I first read The Alchemist by Paulo Coelho some years ago: http://myjournalofbecomingawriter.blogspot.com/2011/09/alchemist.html It was like a lovely fable, and I vowed then to read it every year. But I haven’t.
I finally re-read The Alchemist last week. This time, the message of following your Personal Legend was not lost on me. I had forgotten my Personal Legend for so long, in favour of doing what I thought I should be doing, and of pleasing people that I don’t even care about!
In a particular passage, our hero is talking about his heart:
“People are afraid to pursue their most important dreams, because they feel that they don’t deserve them, or that they’ll be unable to achieve them … Their hearts become fearful just thinking of loved ones who go away forever, or of moments that could have been good but weren’t, or of treasures that might have been found but were forever hidden in the sands. Because when these things happen, we suffer terribly. My heart is afraid that I will have to suffer …”
Then the alchemist says to the boy:
“…The fear of suffering is worse than the suffering itself … No heart has ever suffered when it goes in search of its dreams … Unfortunately, very few follow the path laid out from them – the path of their Personal Legends, and to happiness. Most people see the world as a threatening place, and, because they do, the world turns out, indeed, to be a threatening place.”
The book also says that the world’s greatest lie is that “…at a certain point in our lives, we lose control of what’s happening to us, and our lives become controlled by fate.” I don’t believe in fate – I want to believe that I have control and choices in the course of my life.
One of the main messages, which is repeated about four times, and which I somehow missed on my first reading, is that when you want something the whole universe will conspire together to help you get it.
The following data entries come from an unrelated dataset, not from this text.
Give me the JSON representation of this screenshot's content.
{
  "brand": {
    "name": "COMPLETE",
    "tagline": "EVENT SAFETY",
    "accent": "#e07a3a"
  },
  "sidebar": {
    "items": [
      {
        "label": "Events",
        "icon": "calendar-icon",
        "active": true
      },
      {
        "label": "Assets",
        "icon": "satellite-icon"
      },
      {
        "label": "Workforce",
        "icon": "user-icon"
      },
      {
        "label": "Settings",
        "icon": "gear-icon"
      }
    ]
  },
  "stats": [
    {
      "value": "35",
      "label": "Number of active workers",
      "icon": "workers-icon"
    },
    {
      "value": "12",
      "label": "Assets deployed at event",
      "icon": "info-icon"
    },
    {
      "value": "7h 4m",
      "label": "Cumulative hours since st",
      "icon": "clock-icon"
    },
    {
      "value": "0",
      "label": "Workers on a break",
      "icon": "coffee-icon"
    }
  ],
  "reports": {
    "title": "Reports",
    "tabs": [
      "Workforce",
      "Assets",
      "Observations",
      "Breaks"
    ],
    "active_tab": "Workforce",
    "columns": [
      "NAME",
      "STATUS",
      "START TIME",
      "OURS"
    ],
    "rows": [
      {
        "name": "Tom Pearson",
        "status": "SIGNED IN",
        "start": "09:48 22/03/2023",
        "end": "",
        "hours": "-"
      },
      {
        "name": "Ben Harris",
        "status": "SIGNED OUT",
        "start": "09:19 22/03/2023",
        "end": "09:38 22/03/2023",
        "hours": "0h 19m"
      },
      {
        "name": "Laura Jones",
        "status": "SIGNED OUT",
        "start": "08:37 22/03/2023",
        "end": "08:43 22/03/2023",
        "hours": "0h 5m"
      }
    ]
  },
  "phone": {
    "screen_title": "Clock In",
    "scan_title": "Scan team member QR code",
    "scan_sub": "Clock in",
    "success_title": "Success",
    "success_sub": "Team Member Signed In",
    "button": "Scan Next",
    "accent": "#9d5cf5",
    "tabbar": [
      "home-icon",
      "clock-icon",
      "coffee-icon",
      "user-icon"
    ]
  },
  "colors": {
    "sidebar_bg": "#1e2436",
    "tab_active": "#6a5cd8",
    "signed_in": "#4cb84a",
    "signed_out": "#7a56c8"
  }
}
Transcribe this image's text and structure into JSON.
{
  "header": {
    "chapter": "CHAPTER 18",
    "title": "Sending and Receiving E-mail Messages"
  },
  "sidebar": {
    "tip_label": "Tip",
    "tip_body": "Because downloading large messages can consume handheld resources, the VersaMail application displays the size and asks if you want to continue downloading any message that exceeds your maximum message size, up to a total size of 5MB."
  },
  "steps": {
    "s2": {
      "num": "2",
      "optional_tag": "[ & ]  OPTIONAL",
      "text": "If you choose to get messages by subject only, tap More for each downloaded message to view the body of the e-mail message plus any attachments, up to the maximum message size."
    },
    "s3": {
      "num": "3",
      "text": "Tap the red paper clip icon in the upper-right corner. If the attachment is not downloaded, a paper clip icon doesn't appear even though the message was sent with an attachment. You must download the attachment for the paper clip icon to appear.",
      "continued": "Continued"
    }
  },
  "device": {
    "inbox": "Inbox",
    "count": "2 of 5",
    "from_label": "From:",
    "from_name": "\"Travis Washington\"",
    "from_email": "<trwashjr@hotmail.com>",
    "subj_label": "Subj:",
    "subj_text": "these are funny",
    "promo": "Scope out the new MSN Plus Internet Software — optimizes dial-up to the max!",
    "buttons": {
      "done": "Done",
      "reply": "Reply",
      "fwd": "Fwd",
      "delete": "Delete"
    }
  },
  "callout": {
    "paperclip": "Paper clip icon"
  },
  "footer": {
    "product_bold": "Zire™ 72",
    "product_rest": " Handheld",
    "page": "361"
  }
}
We must also be aware of the principle of favourability: beginners luck. And be aware that we will be tested the closer we get to our goal: the darkest hour of the night comes just before the dawn.
This little fable is a message of hope – and it’s come at just the right time for me.